4.2.14. The Notional Account at 30 June 2015 has disclosed an estimated notional surplus of about $148 million. Note again that no account has been taken for possible payments to practitioners under Subdivision E of the Medical Indemnity Act, should the Scheme be wound up without alternative arrangements being put in place. Based on the data provided by DHS, this amount is around $233 million as at 30 June 2015. Generally, the estimated surplus position should be regarded as highly uncertain.

4.2.15. Finally, it is appropriate to provide a benchmark projection of the liabilities of the Scheme. Table 9 below sets out estimates of the liabilities of the Notional Account at the end of each of the next five financial years. The purpose is to illustrate the short-term development of the Scheme. There is very substantial uncertainty in these estimates. The numbers shown have been discounted to the end of the relevant financial year but have not been discounted to give values in today’s terms. The projected liabilities are, in general, about 25 per cent lower than the corresponding amounts presented in last year’s report. Detailed actual versus expected analysis is contained in Appendix 4.
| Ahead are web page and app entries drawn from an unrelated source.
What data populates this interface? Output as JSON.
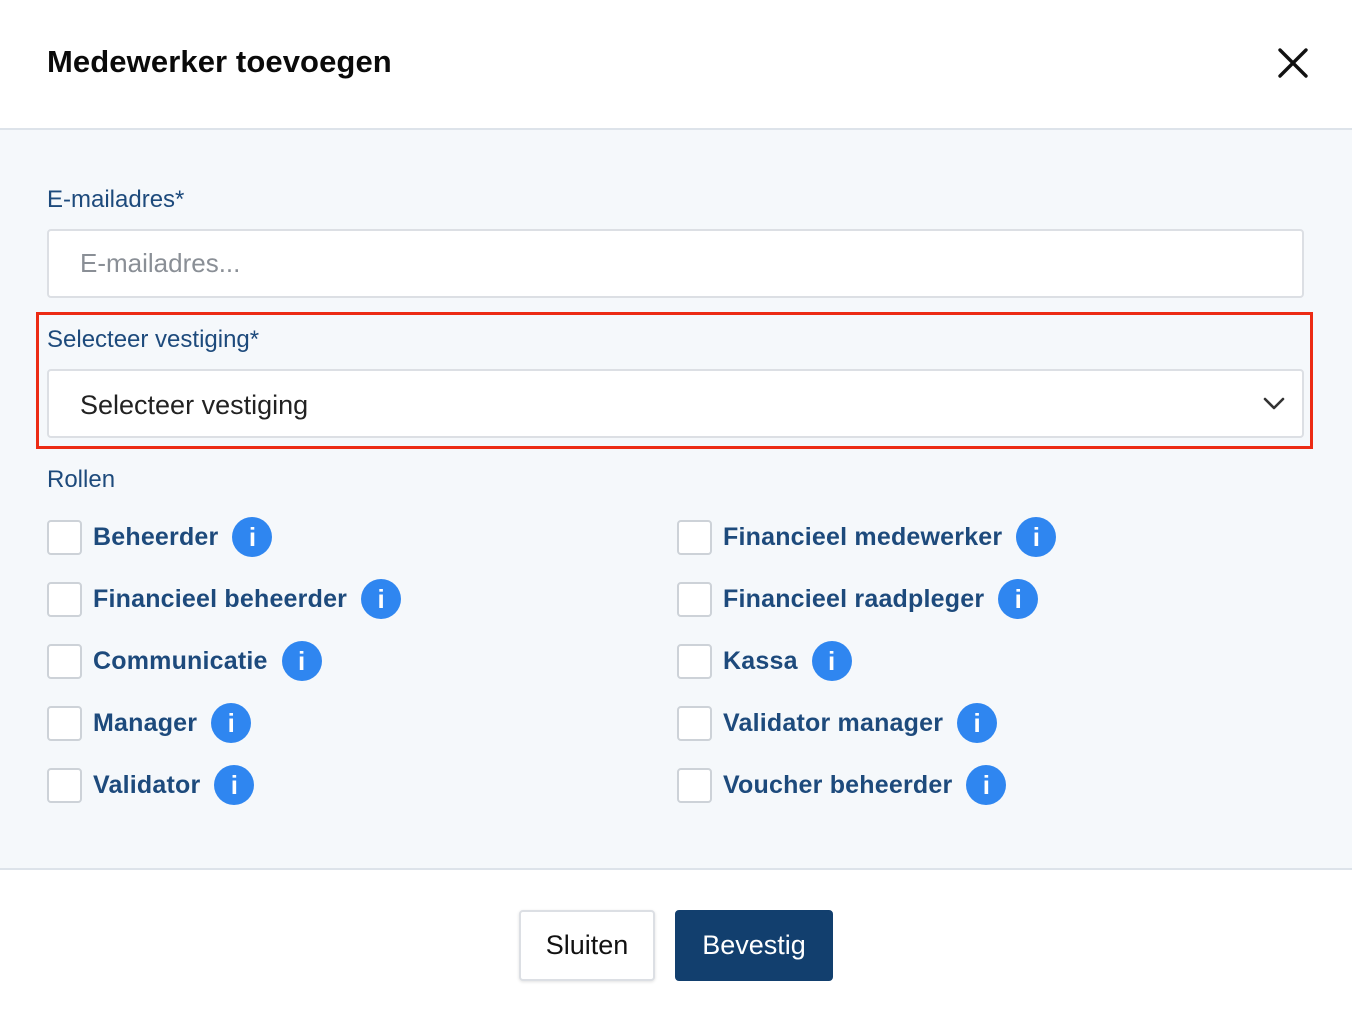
{
  "dialog": {
    "title": "Medewerker toevoegen",
    "close_icon": "close-icon"
  },
  "form": {
    "email_label": "E-mailadres*",
    "email_placeholder": "E-mailadres...",
    "email_value": "",
    "location_label": "Selecteer vestiging*",
    "location_selected": "Selecteer vestiging",
    "roles_label": "Rollen",
    "roles": [
      {
        "label": "Beheerder",
        "checked": false
      },
      {
        "label": "Financieel medewerker",
        "checked": false
      },
      {
        "label": "Financieel beheerder",
        "checked": false
      },
      {
        "label": "Financieel raadpleger",
        "checked": false
      },
      {
        "label": "Communicatie",
        "checked": false
      },
      {
        "label": "Kassa",
        "checked": false
      },
      {
        "label": "Manager",
        "checked": false
      },
      {
        "label": "Validator manager",
        "checked": false
      },
      {
        "label": "Validator",
        "checked": false
      },
      {
        "label": "Voucher beheerder",
        "checked": false
      }
    ],
    "info_icon_glyph": "i"
  },
  "footer": {
    "close_label": "Sluiten",
    "confirm_label": "Bevestig"
  },
  "colors": {
    "accent": "#123f6e",
    "label_text": "#1d4a7c",
    "info_icon": "#2f86f0",
    "highlight": "#ec2b14",
    "body_background": "#f5f8fb"
  }
}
Table 9: Projected balance sheet liabilities of the Notional Account

Year ending
30-Jun
Liability
($'000)
New accrual
($'000)
Interest cost
($'000)
Payments
($'000)(a)
2015 49,838
2016 62,687 11,756 3,620 2,528
2017 76,200 12,521 4,410 3,417
2018 90,444 13,334 5,242 4,332
2019 105,445 14,201 6,119 5,319
2020 121,278 15,124 7,044 6,336
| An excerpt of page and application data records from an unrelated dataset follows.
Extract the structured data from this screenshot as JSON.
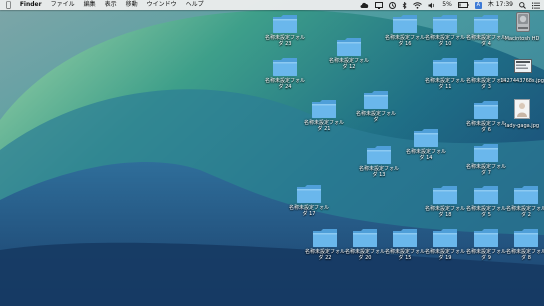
{
  "menubar": {
    "app_name": "Finder",
    "menus": [
      "ファイル",
      "編集",
      "表示",
      "移動",
      "ウインドウ",
      "ヘルプ"
    ],
    "battery_percent": "5%",
    "input_method": "A",
    "clock": "木 17:39"
  },
  "desktop": {
    "folders": [
      {
        "label": "名称未設定フォルダ 23"
      },
      {
        "label": "名称未設定フォルダ 12"
      },
      {
        "label": "名称未設定フォルダ 16"
      },
      {
        "label": "名称未設定フォルダ 10"
      },
      {
        "label": "名称未設定フォルダ 4"
      },
      {
        "label": "名称未設定フォルダ 24"
      },
      {
        "label": "名称未設定フォルダ 11"
      },
      {
        "label": "名称未設定フォルダ 3"
      },
      {
        "label": "名称未設定フォルダ"
      },
      {
        "label": "名称未設定フォルダ 21"
      },
      {
        "label": "名称未設定フォルダ 6"
      },
      {
        "label": "名称未設定フォルダ 14"
      },
      {
        "label": "名称未設定フォルダ 13"
      },
      {
        "label": "名称未設定フォルダ 7"
      },
      {
        "label": "名称未設定フォルダ 17"
      },
      {
        "label": "名称未設定フォルダ 18"
      },
      {
        "label": "名称未設定フォルダ 5"
      },
      {
        "label": "名称未設定フォルダ 2"
      },
      {
        "label": "名称未設定フォルダ 22"
      },
      {
        "label": "名称未設定フォルダ 20"
      },
      {
        "label": "名称未設定フォルダ 15"
      },
      {
        "label": "名称未設定フォルダ 19"
      },
      {
        "label": "名称未設定フォルダ 9"
      },
      {
        "label": "名称未設定フォルダ 8"
      }
    ],
    "drive": {
      "label": "Macintosh HD"
    },
    "screenshot_file": {
      "label": "1427443768s.jpg"
    },
    "image_file": {
      "label": "lady-gaga.jpg"
    }
  },
  "colors": {
    "folder_body": "#6ab7ec",
    "folder_tab": "#4f9fd9",
    "wallpaper_light": "#9fd3b0",
    "wallpaper_mid": "#2f8a8a",
    "wallpaper_dark": "#163e66"
  }
}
(a) ROC indemnity payments plus CHE only. Does not include liability in respect of outstanding compliance costs. Refer Appendix 4 for further information.

4.3 Actuarial management

4.3.1. Regular review of the costs and notional assets of the Scheme will allow the ROC support payment rate to be adjusted from time to time, if necessary. Consideration of that rate is beyond the scope of this report. This report has described a framework for the valuation of Scheme liabilities and established the Notional Account. It is intended that the valuation and accounting framework be applied at each future annual review of the Scheme.

[SIGNED]

Peter Martin FIAA
Australian Government Actuary
15 June 2016


8 $9.2 million including 2014-15 notifications but excluding claims handling costs.